Entries taken from a collection:
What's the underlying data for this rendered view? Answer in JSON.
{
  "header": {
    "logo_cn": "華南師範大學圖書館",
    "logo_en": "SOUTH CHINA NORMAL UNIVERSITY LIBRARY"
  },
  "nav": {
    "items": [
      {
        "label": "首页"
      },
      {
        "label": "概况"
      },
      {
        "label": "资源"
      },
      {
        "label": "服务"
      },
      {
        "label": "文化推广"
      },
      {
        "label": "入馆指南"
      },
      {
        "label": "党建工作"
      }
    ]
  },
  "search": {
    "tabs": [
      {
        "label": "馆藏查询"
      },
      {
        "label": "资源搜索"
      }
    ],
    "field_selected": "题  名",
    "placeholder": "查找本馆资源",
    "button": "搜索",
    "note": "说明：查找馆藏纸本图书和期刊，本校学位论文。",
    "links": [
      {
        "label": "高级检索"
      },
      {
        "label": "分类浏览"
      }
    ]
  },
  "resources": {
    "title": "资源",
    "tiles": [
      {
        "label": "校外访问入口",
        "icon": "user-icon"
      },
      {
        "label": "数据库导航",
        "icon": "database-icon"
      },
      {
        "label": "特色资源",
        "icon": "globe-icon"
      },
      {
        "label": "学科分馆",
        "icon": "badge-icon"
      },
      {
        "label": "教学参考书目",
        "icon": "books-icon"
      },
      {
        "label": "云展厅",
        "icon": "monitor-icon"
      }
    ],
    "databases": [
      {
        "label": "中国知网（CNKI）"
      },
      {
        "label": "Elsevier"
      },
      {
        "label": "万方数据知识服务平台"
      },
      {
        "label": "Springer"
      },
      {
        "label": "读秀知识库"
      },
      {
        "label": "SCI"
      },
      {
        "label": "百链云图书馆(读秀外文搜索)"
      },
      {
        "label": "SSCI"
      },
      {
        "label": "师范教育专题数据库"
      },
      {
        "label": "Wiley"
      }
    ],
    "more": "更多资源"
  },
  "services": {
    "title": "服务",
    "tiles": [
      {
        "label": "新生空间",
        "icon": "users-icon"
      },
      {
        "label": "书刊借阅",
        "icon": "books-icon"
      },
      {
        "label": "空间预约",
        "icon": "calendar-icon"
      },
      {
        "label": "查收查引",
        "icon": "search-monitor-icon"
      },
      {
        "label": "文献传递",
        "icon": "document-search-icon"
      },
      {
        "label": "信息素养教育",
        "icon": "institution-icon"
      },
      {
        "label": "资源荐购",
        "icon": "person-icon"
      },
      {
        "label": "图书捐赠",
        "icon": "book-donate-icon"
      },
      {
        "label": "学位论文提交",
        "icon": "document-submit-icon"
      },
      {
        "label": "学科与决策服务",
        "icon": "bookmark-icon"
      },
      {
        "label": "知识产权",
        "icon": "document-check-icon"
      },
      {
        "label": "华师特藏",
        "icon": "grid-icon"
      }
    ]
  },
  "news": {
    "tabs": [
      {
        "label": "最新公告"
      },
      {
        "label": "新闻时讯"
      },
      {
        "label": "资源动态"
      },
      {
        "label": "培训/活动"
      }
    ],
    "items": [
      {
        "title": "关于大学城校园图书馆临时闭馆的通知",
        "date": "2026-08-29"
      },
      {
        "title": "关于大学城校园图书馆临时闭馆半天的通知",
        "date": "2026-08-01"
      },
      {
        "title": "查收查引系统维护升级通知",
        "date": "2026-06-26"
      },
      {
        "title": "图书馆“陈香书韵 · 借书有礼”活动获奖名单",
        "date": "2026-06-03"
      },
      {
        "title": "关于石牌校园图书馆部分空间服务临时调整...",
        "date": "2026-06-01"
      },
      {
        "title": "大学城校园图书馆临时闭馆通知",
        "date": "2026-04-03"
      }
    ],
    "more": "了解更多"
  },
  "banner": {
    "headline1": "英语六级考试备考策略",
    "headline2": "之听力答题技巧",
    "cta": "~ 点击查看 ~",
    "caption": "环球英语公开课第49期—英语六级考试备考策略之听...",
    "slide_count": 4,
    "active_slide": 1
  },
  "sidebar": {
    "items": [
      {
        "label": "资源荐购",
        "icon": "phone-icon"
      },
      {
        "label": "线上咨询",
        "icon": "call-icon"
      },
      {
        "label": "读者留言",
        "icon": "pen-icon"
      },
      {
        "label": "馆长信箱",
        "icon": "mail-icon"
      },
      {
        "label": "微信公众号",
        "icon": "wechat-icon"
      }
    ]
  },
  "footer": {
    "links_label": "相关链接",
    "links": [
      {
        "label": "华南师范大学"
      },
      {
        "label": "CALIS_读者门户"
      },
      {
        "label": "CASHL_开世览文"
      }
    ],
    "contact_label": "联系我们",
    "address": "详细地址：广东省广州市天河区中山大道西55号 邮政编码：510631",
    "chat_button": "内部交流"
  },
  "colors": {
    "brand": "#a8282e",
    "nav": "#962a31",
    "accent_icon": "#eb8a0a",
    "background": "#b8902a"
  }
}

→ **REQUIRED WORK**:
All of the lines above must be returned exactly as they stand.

→ **ANSWER**:
What's the underlying data for this rendered view? Answer in JSON.
{
  "header": {
    "logo_cn": "華南師範大學圖書館",
    "logo_en": "SOUTH CHINA NORMAL UNIVERSITY LIBRARY"
  },
  "nav": {
    "items": [
      {
        "label": "首页"
      },
      {
        "label": "概况"
      },
      {
        "label": "资源"
      },
      {
        "label": "服务"
      },
      {
        "label": "文化推广"
      },
      {
        "label": "入馆指南"
      },
      {
        "label": "党建工作"
      }
    ]
  },
  "search": {
    "tabs": [
      {
        "label": "馆藏查询"
      },
      {
        "label": "资源搜索"
      }
    ],
    "field_selected": "题  名",
    "placeholder": "查找本馆资源",
    "button": "搜索",
    "note": "说明：查找馆藏纸本图书和期刊，本校学位论文。",
    "links": [
      {
        "label": "高级检索"
      },
      {
        "label": "分类浏览"
      }
    ]
  },
  "resources": {
    "title": "资源",
    "tiles": [
      {
        "label": "校外访问入口",
        "icon": "user-icon"
      },
      {
        "label": "数据库导航",
        "icon": "database-icon"
      },
      {
        "label": "特色资源",
        "icon": "globe-icon"
      },
      {
        "label": "学科分馆",
        "icon": "badge-icon"
      },
      {
        "label": "教学参考书目",
        "icon": "books-icon"
      },
      {
        "label": "云展厅",
        "icon": "monitor-icon"
      }
    ],
    "databases": [
      {
        "label": "中国知网（CNKI）"
      },
      {
        "label": "Elsevier"
      },
      {
        "label": "万方数据知识服务平台"
      },
      {
        "label": "Springer"
      },
      {
        "label": "读秀知识库"
      },
      {
        "label": "SCI"
      },
      {
        "label": "百链云图书馆(读秀外文搜索)"
      },
      {
        "label": "SSCI"
      },
      {
        "label": "师范教育专题数据库"
      },
      {
        "label": "Wiley"
      }
    ],
    "more": "更多资源"
  },
  "services": {
    "title": "服务",
    "tiles": [
      {
        "label": "新生空间",
        "icon": "users-icon"
      },
      {
        "label": "书刊借阅",
        "icon": "books-icon"
      },
      {
        "label": "空间预约",
        "icon": "calendar-icon"
      },
      {
        "label": "查收查引",
        "icon": "search-monitor-icon"
      },
      {
        "label": "文献传递",
        "icon": "document-search-icon"
      },
      {
        "label": "信息素养教育",
        "icon": "institution-icon"
      },
      {
        "label": "资源荐购",
        "icon": "person-icon"
      },
      {
        "label": "图书捐赠",
        "icon": "book-donate-icon"
      },
      {
        "label": "学位论文提交",
        "icon": "document-submit-icon"
      },
      {
        "label": "学科与决策服务",
        "icon": "bookmark-icon"
      },
      {
        "label": "知识产权",
        "icon": "document-check-icon"
      },
      {
        "label": "华师特藏",
        "icon": "grid-icon"
      }
    ]
  },
  "news": {
    "tabs": [
      {
        "label": "最新公告"
      },
      {
        "label": "新闻时讯"
      },
      {
        "label": "资源动态"
      },
      {
        "label": "培训/活动"
      }
    ],
    "items": [
      {
        "title": "关于大学城校园图书馆临时闭馆的通知",
        "date": "2026-08-29"
      },
      {
        "title": "关于大学城校园图书馆临时闭馆半天的通知",
        "date": "2026-08-01"
      },
      {
        "title": "查收查引系统维护升级通知",
        "date": "2026-06-26"
      },
      {
        "title": "图书馆“陈香书韵 · 借书有礼”活动获奖名单",
        "date": "2026-06-03"
      },
      {
        "title": "关于石牌校园图书馆部分空间服务临时调整...",
        "date": "2026-06-01"
      },
      {
        "title": "大学城校园图书馆临时闭馆通知",
        "date": "2026-04-03"
      }
    ],
    "more": "了解更多"
  },
  "banner": {
    "headline1": "英语六级考试备考策略",
    "headline2": "之听力答题技巧",
    "cta": "~ 点击查看 ~",
    "caption": "环球英语公开课第49期—英语六级考试备考策略之听...",
    "slide_count": 4,
    "active_slide": 1
  },
  "sidebar": {
    "items": [
      {
        "label": "资源荐购",
        "icon": "phone-icon"
      },
      {
        "label": "线上咨询",
        "icon": "call-icon"
      },
      {
        "label": "读者留言",
        "icon": "pen-icon"
      },
      {
        "label": "馆长信箱",
        "icon": "mail-icon"
      },
      {
        "label": "微信公众号",
        "icon": "wechat-icon"
      }
    ]
  },
  "footer": {
    "links_label": "相关链接",
    "links": [
      {
        "label": "华南师范大学"
      },
      {
        "label": "CALIS_读者门户"
      },
      {
        "label": "CASHL_开世览文"
      }
    ],
    "contact_label": "联系我们",
    "address": "详细地址：广东省广州市天河区中山大道西55号 邮政编码：510631",
    "chat_button": "内部交流"
  },
  "colors": {
    "brand": "#a8282e",
    "nav": "#962a31",
    "accent_icon": "#eb8a0a",
    "background": "#b8902a"
  }
}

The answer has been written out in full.